Jewish (eastern Ashkenazic): metonymic occupational name from Yiddish emer ‘pail’, ‘bucket’.
Another source has this explanation:
This unusual surname has two origins.
Firstly, it may be from the Anglo-Saxon personal name Ermhar
, meaning "large army."
Secondly, it may have originated as one of the forms of Aylmer
, from the Olde English pre 7th Century personal name "Aethelmaer
", meaning "famous noble." The spellings were "fused" in the medieval period, making it impossible to decide the origin of a particular surname.
Early examples of the surname recordings include: the christening of Elizabeth Emere
on June 15th 1541, at Christ Church, Greyfriars, Newgate, London; the christening of Agness Emer
, on March 14th 1596, at Pfalz, Bayern, Germany; and the christening of Thomas
, son of John Eamer
, on August 2nd 1685, at Rose Ash, Devonshire.
Sir John Eamer, became Lord Mayor of London in 1801 and 1802. His coat of arms has the blazon of a shield divided quarterly with two gold lions passant in pale in the first and fourth azure quarters, and three azure lions' heads erased on a silver chief in the second and third black quarter. The Motto is "Strenue et prospere", (Earnestly and successfully). The first recorded spelling of the family name is shown to be that of Philip Aimer

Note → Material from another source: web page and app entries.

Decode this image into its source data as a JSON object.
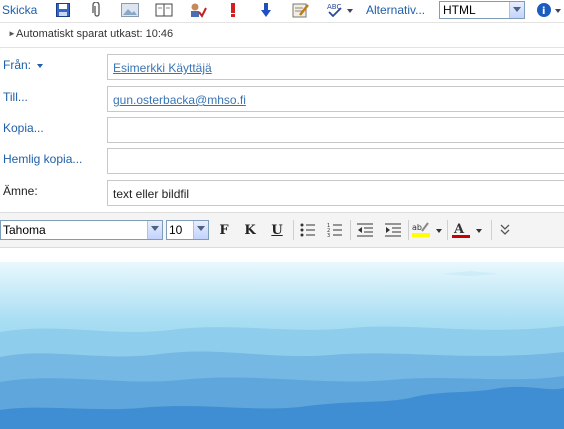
{
  "toolbar": {
    "send_label": "Skicka",
    "options_label": "Alternativ...",
    "format_select": "HTML",
    "icons": [
      "save-icon",
      "attachment-icon",
      "insert-picture-icon",
      "address-book-icon",
      "check-names-icon",
      "high-importance-icon",
      "low-importance-icon",
      "signature-icon",
      "spellcheck-icon",
      "help-icon"
    ]
  },
  "autosave": {
    "text": "Automatiskt sparat utkast: 10:46"
  },
  "header": {
    "from_label": "Från:",
    "from_value": "Esimerkki Käyttäjä",
    "to_label": "Till...",
    "to_value": "gun.osterbacka@mhso.fi",
    "cc_label": "Kopia...",
    "cc_value": "",
    "bcc_label": "Hemlig kopia...",
    "bcc_value": "",
    "subject_label": "Ämne:",
    "subject_value": "text eller bildfil"
  },
  "format": {
    "font": "Tahoma",
    "size": "10",
    "bold": "F",
    "italic": "K",
    "underline": "U",
    "colors": {
      "highlight": "#ffff00",
      "font": "#cc0000"
    }
  },
  "colors": {
    "accent": "#1f5fa8",
    "link": "#3a74b5"
  }
}
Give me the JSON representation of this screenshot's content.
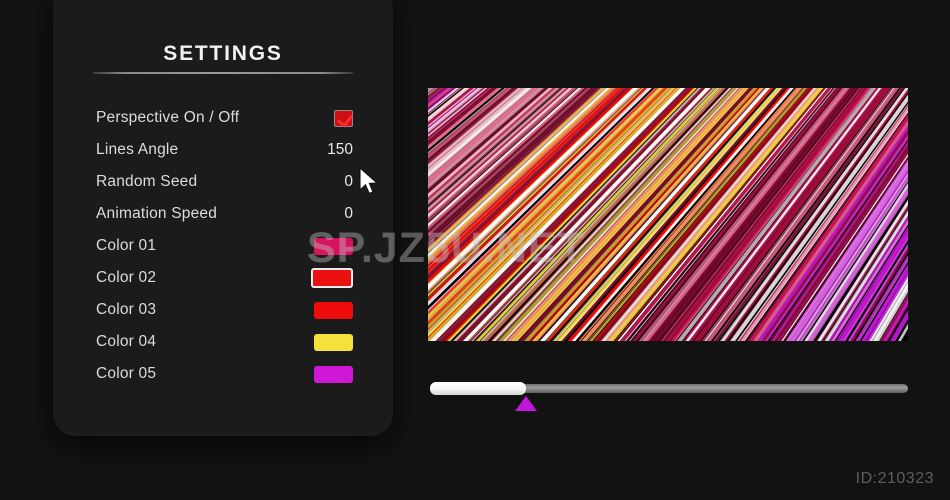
{
  "panel": {
    "title": "SETTINGS",
    "parameters": [
      {
        "label": "Perspective On / Off",
        "value": "",
        "widget": "checkbox",
        "checked": true
      },
      {
        "label": "Lines Angle",
        "value": "150",
        "widget": "number"
      },
      {
        "label": "Random Seed",
        "value": "0",
        "widget": "number"
      },
      {
        "label": "Animation Speed",
        "value": "0",
        "widget": "number"
      }
    ],
    "colors": [
      {
        "label": "Color 01",
        "hex": "#d6135e",
        "selected": false
      },
      {
        "label": "Color 02",
        "hex": "#ec1111",
        "selected": true
      },
      {
        "label": "Color 03",
        "hex": "#ee0c0c",
        "selected": false
      },
      {
        "label": "Color 04",
        "hex": "#f4e23c",
        "selected": false
      },
      {
        "label": "Color 05",
        "hex": "#cf18d6",
        "selected": false
      }
    ]
  },
  "canvas": {
    "name": "generative-lines-artwork",
    "background": "#050505",
    "line_angle": 150,
    "palette": [
      "#d6135e",
      "#ec1111",
      "#ee0c0c",
      "#f4e23c",
      "#cf18d6",
      "#ffffff",
      "#6b0a28"
    ]
  },
  "timeline": {
    "progress_percent": 20,
    "playhead_percent": 20,
    "fill_color": "#ffffff",
    "playhead_color": "#c018d8"
  },
  "watermark": {
    "text": "SP.JZ5U.NET"
  },
  "footer": {
    "id_label": "ID:210323"
  },
  "cursor": {
    "name": "arrow-pointer"
  }
}
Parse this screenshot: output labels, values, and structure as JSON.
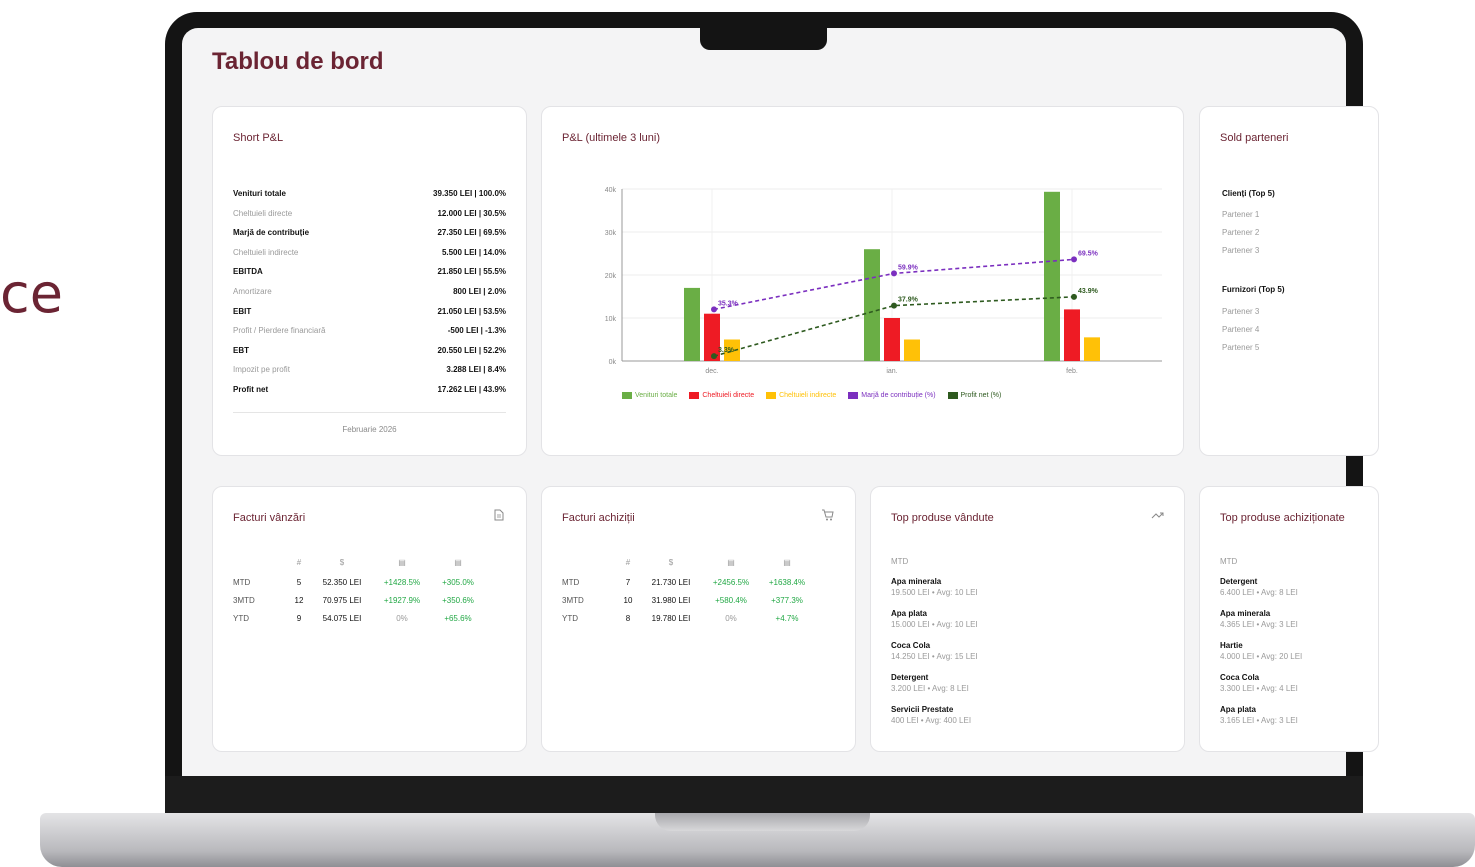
{
  "side_fragment": "ce",
  "dashboard": {
    "title": "Tablou de bord"
  },
  "short_pl": {
    "title": "Short P&L",
    "period": "Februarie 2026",
    "rows": [
      {
        "label": "Venituri totale",
        "value": "39.350 LEI | 100.0%"
      },
      {
        "label": "Cheltuieli directe",
        "value": "12.000 LEI | 30.5%"
      },
      {
        "label": "Marjă de contribuție",
        "value": "27.350 LEI | 69.5%"
      },
      {
        "label": "Cheltuieli indirecte",
        "value": "5.500 LEI | 14.0%"
      },
      {
        "label": "EBITDA",
        "value": "21.850 LEI | 55.5%"
      },
      {
        "label": "Amortizare",
        "value": "800 LEI | 2.0%"
      },
      {
        "label": "EBIT",
        "value": "21.050 LEI | 53.5%"
      },
      {
        "label": "Profit / Pierdere financiară",
        "value": "-500 LEI | -1.3%"
      },
      {
        "label": "EBT",
        "value": "20.550 LEI | 52.2%"
      },
      {
        "label": "Impozit pe profit",
        "value": "3.288 LEI | 8.4%"
      },
      {
        "label": "Profit net",
        "value": "17.262 LEI | 43.9%"
      }
    ]
  },
  "pl_chart": {
    "title": "P&L (ultimele 3 luni)",
    "legend": [
      "Venituri totale",
      "Cheltuieli directe",
      "Cheltuieli indirecte",
      "Marjă de contribuție (%)",
      "Profit net (%)"
    ]
  },
  "chart_data": {
    "type": "bar",
    "categories": [
      "dec.",
      "ian.",
      "feb."
    ],
    "ylim": [
      0,
      40000
    ],
    "yticks": [
      "0k",
      "10k",
      "20k",
      "30k",
      "40k"
    ],
    "series": [
      {
        "name": "Venituri totale",
        "kind": "bar",
        "color": "#6aae45",
        "values": [
          17000,
          26000,
          39350
        ]
      },
      {
        "name": "Cheltuieli directe",
        "kind": "bar",
        "color": "#ee1b24",
        "values": [
          11000,
          10000,
          12000
        ]
      },
      {
        "name": "Cheltuieli indirecte",
        "kind": "bar",
        "color": "#ffc107",
        "values": [
          5000,
          5000,
          5500
        ]
      },
      {
        "name": "Marjă de contribuție (%)",
        "kind": "line",
        "color": "#7b2fbf",
        "percent": [
          35.3,
          59.9,
          69.5
        ],
        "labels": [
          "35.3%",
          "59.9%",
          "69.5%"
        ]
      },
      {
        "name": "Profit net (%)",
        "kind": "line",
        "color": "#2e5a1f",
        "percent": [
          3.3,
          37.9,
          43.9
        ],
        "labels": [
          "3.3%",
          "37.9%",
          "43.9%"
        ]
      }
    ],
    "grid": true,
    "legend_position": "bottom"
  },
  "partners": {
    "title": "Sold parteneri",
    "clients_title": "Clienți (Top 5)",
    "clients": [
      "Partener 1",
      "Partener 2",
      "Partener 3"
    ],
    "suppliers_title": "Furnizori (Top 5)",
    "suppliers": [
      "Partener 3",
      "Partener 4",
      "Partener 5"
    ]
  },
  "sales_invoices": {
    "title": "Facturi vânzări",
    "icon": "document-icon",
    "headers": [
      "",
      "#",
      "$",
      "▤",
      "▤"
    ],
    "rows": [
      [
        "MTD",
        "5",
        "52.350 LEI",
        "+1428.5%",
        "+305.0%"
      ],
      [
        "3MTD",
        "12",
        "70.975 LEI",
        "+1927.9%",
        "+350.6%"
      ],
      [
        "YTD",
        "9",
        "54.075 LEI",
        "0%",
        "+65.6%"
      ]
    ]
  },
  "purchase_invoices": {
    "title": "Facturi achiziții",
    "icon": "cart-icon",
    "headers": [
      "",
      "#",
      "$",
      "▤",
      "▤"
    ],
    "rows": [
      [
        "MTD",
        "7",
        "21.730 LEI",
        "+2456.5%",
        "+1638.4%"
      ],
      [
        "3MTD",
        "10",
        "31.980 LEI",
        "+580.4%",
        "+377.3%"
      ],
      [
        "YTD",
        "8",
        "19.780 LEI",
        "0%",
        "+4.7%"
      ]
    ]
  },
  "top_sold": {
    "title": "Top produse vândute",
    "icon": "trend-up-icon",
    "period": "MTD",
    "items": [
      {
        "name": "Apa minerala",
        "meta": "19.500 LEI • Avg: 10 LEI"
      },
      {
        "name": "Apa plata",
        "meta": "15.000 LEI • Avg: 10 LEI"
      },
      {
        "name": "Coca Cola",
        "meta": "14.250 LEI • Avg: 15 LEI"
      },
      {
        "name": "Detergent",
        "meta": "3.200 LEI • Avg: 8 LEI"
      },
      {
        "name": "Servicii Prestate",
        "meta": "400 LEI • Avg: 400 LEI"
      }
    ]
  },
  "top_bought": {
    "title": "Top produse achiziționate",
    "period": "MTD",
    "items": [
      {
        "name": "Detergent",
        "meta": "6.400 LEI • Avg: 8 LEI"
      },
      {
        "name": "Apa minerala",
        "meta": "4.365 LEI • Avg: 3 LEI"
      },
      {
        "name": "Hartie",
        "meta": "4.000 LEI • Avg: 20 LEI"
      },
      {
        "name": "Coca Cola",
        "meta": "3.300 LEI • Avg: 4 LEI"
      },
      {
        "name": "Apa plata",
        "meta": "3.165 LEI • Avg: 3 LEI"
      }
    ]
  }
}
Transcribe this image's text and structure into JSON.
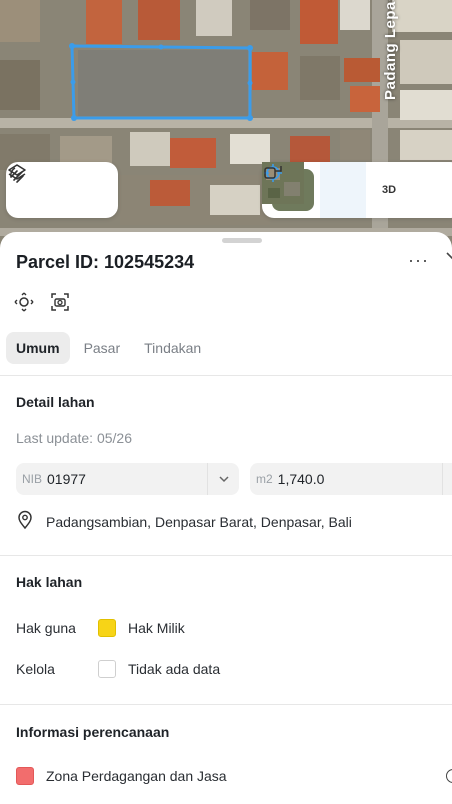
{
  "map": {
    "road_label": "Padang Lepas",
    "selection_color": "#3b9cea",
    "view_buttons": {
      "three_d_label": "3D"
    },
    "icons": [
      "layers-icon",
      "measure-icon",
      "satellite-thumb",
      "locate-crosshair-icon",
      "compare-icon"
    ]
  },
  "parcel": {
    "title": "Parcel ID: 102545234",
    "more_label": "···",
    "tabs": [
      {
        "label": "Umum",
        "active": true
      },
      {
        "label": "Pasar",
        "active": false
      },
      {
        "label": "Tindakan",
        "active": false
      }
    ]
  },
  "detail": {
    "heading": "Detail lahan",
    "last_update": "Last update: 05/26",
    "nib_prefix": "NIB",
    "nib_value": "01977",
    "area_prefix": "m2",
    "area_value": "1,740.0",
    "address": "Padangsambian, Denpasar Barat, Denpasar, Bali"
  },
  "rights": {
    "heading": "Hak lahan",
    "rows": [
      {
        "label": "Hak guna",
        "value": "Hak Milik",
        "color": "#f7d417"
      },
      {
        "label": "Kelola",
        "value": "Tidak ada data",
        "color": "#ffffff"
      }
    ]
  },
  "planning": {
    "heading": "Informasi perencanaan",
    "zone": {
      "label": "Zona Perdagangan dan Jasa",
      "color": "#f26d6d"
    }
  }
}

This was dated 1180, in the "Pipe Rolls of Essex", during the reign of King Henry XI, known as "The Builder of Churches", 1154 - 1189. Surnames became necessary when governments introduced personal taxation. In England this was sometimes known as Poll Tax. Throughout the centuries, surnames in every country have continued to "develop" often leading to astonishing variants of the original spelling.